The release Thursday of the Consumer Price Index figures for September 2015 confirmed that all Social Security beneficiaries — old age and survivors, disabled workers and SSI recipients — will not see a COLA increase in benefits next year for the third time since 2009. Under law, that will also mean that Social Security beneficiaries with higher incomes will see increases in their premiums for Medicare Part B, which pays for physicians’ bills, outpatient care, durable medical devices and other goods and services.
The government typically announces the coming year’s Medicare premiums in the beginning of October, though they have not done so yet. In announcing that Part B premiums would remain stable last Oct. 9, the Secretary of Health and Human Services, Sylvia Burwell, said, “The stabilization of Part B premiums is another example of how we are containing health care costs to provide a more sustainable and affordable health delivery.”

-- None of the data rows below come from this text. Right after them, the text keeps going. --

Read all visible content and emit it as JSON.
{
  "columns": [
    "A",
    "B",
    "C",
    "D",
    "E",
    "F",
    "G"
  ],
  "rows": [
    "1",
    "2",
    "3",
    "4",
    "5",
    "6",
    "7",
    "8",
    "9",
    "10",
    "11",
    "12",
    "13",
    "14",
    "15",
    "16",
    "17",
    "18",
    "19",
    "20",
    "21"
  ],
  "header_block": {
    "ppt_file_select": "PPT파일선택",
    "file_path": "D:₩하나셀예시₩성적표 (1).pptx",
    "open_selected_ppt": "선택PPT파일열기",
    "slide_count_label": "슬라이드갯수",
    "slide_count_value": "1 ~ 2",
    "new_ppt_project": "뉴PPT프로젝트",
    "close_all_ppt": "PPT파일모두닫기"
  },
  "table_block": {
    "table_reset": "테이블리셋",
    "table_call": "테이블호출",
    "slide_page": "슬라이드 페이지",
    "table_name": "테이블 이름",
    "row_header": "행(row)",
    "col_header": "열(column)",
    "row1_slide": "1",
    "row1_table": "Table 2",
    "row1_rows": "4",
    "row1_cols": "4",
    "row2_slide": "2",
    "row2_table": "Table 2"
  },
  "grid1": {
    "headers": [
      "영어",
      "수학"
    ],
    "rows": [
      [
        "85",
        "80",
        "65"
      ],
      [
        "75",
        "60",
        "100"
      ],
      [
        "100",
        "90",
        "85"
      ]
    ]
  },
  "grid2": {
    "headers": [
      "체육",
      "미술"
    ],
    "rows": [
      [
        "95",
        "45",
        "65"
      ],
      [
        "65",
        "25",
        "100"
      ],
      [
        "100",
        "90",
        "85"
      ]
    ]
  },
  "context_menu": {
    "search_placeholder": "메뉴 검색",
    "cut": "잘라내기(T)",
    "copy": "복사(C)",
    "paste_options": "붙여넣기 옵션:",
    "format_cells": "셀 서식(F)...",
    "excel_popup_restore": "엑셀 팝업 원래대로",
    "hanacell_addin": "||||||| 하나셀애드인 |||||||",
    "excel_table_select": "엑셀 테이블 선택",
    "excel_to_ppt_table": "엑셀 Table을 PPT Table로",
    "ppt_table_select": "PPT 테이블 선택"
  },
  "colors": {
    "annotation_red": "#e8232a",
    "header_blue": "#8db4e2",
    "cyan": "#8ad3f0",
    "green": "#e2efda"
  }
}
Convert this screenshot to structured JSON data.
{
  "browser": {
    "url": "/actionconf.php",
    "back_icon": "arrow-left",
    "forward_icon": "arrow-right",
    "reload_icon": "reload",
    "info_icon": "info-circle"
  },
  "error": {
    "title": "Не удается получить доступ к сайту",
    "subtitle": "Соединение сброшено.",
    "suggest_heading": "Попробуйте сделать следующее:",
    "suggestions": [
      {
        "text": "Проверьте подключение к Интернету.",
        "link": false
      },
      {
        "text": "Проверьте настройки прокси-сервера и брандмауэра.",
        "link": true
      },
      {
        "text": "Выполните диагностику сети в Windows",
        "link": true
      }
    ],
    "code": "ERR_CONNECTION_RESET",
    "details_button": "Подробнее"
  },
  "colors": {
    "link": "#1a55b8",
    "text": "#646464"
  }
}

In the chart below, are Social Security COLAs since 1975; they are announced in Q4 for the following year with changes seen in checks beginning in January. You can see the double-digit increase in Social Security benefits in 1980-81 when inflation was spiraling upward.
The Bureau of Labor Statistics reported Thursday morning that the Consumer Price Index for Urban Wage Earners and Clerical Workers, or CPI-W, the inflation index on which Social Security COLAs are based, declined 0.6% from September 2014 and 0.3% in September.
As the Social Security Administration explains it (see chart below), using actual index numbers (based on 1982-1984 prices=100) not inflation percentages, “the average CPI-W for the third quarter of 2015 is 233.278. Because there is no increase in the CPI-W from the third quarter of 2014 through the third quarter of 2015, there is no COLA for December 2015.”
The “held-harmless” phrase refers to the income thresholds that determine premiums for Part B of Medicare. In a paper from Boston College’s Center for Retirement Research (CRR), Alicia Munnell and Anqi Chen wrote earlier this year that by law, the cost of higher Medicare Part B premiums cannot be passed on to most beneficiaries — about 70% of whom are considered “held harmless” on premiums — when they do not get a raise in their overall Social Security benefits. The remaining 30% of beneficiaries thus must make up for the higher costs of the Medicare system by paying higher premiums based on their income.
Ironically, Oct. 15 is the beginning of the Medicare Open Enrollment period when Medicare members can choose their Medicare Advantage of Prescription Drug Plan for next year; the open enrollment period ends Dec. 7.
But Is It Fair?
William Byrnes, associate dean for special projects at the Texas A&M University School of Law, characterizes the lack of a COLA and the increase in Part B premiums more bluntly. “It’s the Federal government’s way of mitigating expenditures on the backs of seniors” who have contributed to the Social Security system for decades.
“They all paid in, and it’s not right” that the government is using higher Medicare premiums, “mitigating a cost that in theory” a Social Security beneficiary “has already paid for” during her working years. “In any other” retirement system, if a person paid in for decades, “you’d be covered.”
Moreover, Byrnes says that the measure of inflation is flawed, particularly for older people, and uses his own mother as an example. “She’s 86, so she doesn’t drive any more,” so she doesn’t directly benefit from the decline in gasoline prices. Instead, the cost of her taxi rides to the supermarket has increased, and once she does buy her groceries, “it’s not like the cost of an orange has gone down,” even though in theory lower energy prices means lower transportation costs to deliver that orange to the supermarket should result in lower prices.
Byrnes, who with colleague Robert Bloink writes the weekly Law Professor blog, which often focuses on retirement income planning, for ThinkAdvisor, argues that any inflation measure should be regionally based. “The orange still costs a buck,” and despite no inflation as measured by CPI-W, “the taxi costs $4.50.” While “in some town in America” inflation might be down, the CPI-W data “doesn’t work across our country.”
It’s not that the whole Social Security “system went bust,” but when considering the increase in Part B premiums, for example, and the fact that those premiums are deducted from monthly benefits before checks are cut for recipients, thus reducing their disposable income, Byrnes says for recipients “it’s death by a thousand cuts.”
In its letter, AARP says that “16.5 million Americans face sharp premium increases” and that “all Medicare beneficiaries will see their Part B deductible increase 52%…from $147 to $223.”